    Umno has two choices – to institute real reforms and become democratically competitive like PR or to restore the Umno authoritarianism – ethnic violence relationship. The first is very difficult to implement, the second somewhat easier. Hence we will see Umno veer to the right and become ultra nationalist. However it may still fail to restore the relationship as Malaysian society has changed so much.

    And what of the role played by MCA, MIC and Gerakan as Umno becomes more rightist? They will continue to be abandoned by the minority communities until they have to depend heavily on the Malay vote to survive. Their status and standing in BN will erode until they become beggars at the Umno feast (if they aren’t already).

  15. #15 by KennyGan on Thursday, 26 March 2009 - 9:23 pm

    Also it must be noted that Mahathir legitimized his authoritarian style with rapid economic progress. With the world economic crisis in full swing, Najib will not have this legitimacy to fall back on.

    Pak Lah said that a return to Mahathirism will hasten the demise of Umno. Without the twin pillars of ethnic tension and economic progress supporting authoritarianism, Pak Lah is right on this count.

  16. #16 by HJ Angus on Thursday, 26 March 2009 - 9:42 pm

    I agree with KennyGan’s views.
    During May13, most of the Malays were quite poor and mostly the cars and nice houses were owned by others.
    After 35 odd years of the NEP, we have a much larger middle class of all races – just look at the nice houses and beautiful cars.
    Of course the super rich are mostly the cronies but we do have thousands of doctors, lawyers and engineers of all races and most people live in good harmony.
    So some politicians will try to raise the race issues but it will be the task of the others to keep the peace.
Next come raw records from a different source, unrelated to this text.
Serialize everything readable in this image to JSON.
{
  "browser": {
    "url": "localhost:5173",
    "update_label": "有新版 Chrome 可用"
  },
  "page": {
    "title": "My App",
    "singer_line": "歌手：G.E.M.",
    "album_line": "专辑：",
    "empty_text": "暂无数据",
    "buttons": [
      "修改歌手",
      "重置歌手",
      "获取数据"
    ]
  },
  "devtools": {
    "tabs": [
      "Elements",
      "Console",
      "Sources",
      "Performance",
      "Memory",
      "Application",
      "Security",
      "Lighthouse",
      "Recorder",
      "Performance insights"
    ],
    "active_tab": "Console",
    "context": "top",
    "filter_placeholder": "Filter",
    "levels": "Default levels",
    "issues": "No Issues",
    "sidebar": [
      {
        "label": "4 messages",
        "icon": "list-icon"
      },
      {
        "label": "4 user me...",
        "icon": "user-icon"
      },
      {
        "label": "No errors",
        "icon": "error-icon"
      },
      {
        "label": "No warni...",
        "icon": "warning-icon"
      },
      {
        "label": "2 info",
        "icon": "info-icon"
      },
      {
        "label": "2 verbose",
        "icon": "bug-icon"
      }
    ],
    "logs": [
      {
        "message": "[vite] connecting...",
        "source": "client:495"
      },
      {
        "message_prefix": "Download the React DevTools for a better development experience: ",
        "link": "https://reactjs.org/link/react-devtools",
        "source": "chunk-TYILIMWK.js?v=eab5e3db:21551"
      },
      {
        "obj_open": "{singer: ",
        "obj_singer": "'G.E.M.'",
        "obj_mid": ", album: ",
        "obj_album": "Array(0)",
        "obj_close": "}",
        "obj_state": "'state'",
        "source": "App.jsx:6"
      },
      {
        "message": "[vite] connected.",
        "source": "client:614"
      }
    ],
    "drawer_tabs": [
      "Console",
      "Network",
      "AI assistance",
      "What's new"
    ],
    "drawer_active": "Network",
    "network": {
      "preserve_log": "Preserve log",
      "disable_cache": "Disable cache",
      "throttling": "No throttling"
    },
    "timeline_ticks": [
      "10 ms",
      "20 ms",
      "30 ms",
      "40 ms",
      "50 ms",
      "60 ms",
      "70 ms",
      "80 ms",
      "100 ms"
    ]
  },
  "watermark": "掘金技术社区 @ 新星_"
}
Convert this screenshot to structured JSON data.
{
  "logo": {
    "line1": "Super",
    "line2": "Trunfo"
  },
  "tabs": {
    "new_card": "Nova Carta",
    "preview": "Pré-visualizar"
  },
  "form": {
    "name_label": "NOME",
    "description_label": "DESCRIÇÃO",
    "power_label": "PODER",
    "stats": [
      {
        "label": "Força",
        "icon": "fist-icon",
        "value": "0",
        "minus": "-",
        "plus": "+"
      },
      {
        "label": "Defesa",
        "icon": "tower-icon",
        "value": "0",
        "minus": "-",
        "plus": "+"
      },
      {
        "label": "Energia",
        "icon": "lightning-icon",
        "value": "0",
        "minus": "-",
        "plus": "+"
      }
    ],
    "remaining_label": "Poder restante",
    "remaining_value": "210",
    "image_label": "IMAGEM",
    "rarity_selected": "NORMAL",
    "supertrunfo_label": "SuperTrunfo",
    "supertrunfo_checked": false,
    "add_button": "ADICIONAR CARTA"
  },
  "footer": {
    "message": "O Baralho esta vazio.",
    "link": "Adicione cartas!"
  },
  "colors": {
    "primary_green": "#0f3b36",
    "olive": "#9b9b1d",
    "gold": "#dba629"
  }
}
  17. #17 by AhPek on Thursday, 26 March 2009 - 10:51 pm

    We certainly cannot have a mix of ethnic tension and economic progress for authoritarianism to survive.If the ethnic tension is tumultous enough,societal unrest will result even if we have economic well being.Authoritarianism can certainly exist if we have ethnic harmony and economic well-being present in the mix.A great is Singapore.

  18. #18 by AhPek on Thursday, 26 March 2009 - 10:56 pm

    Correction:A great example is Singapore

You must be logged in to post a comment.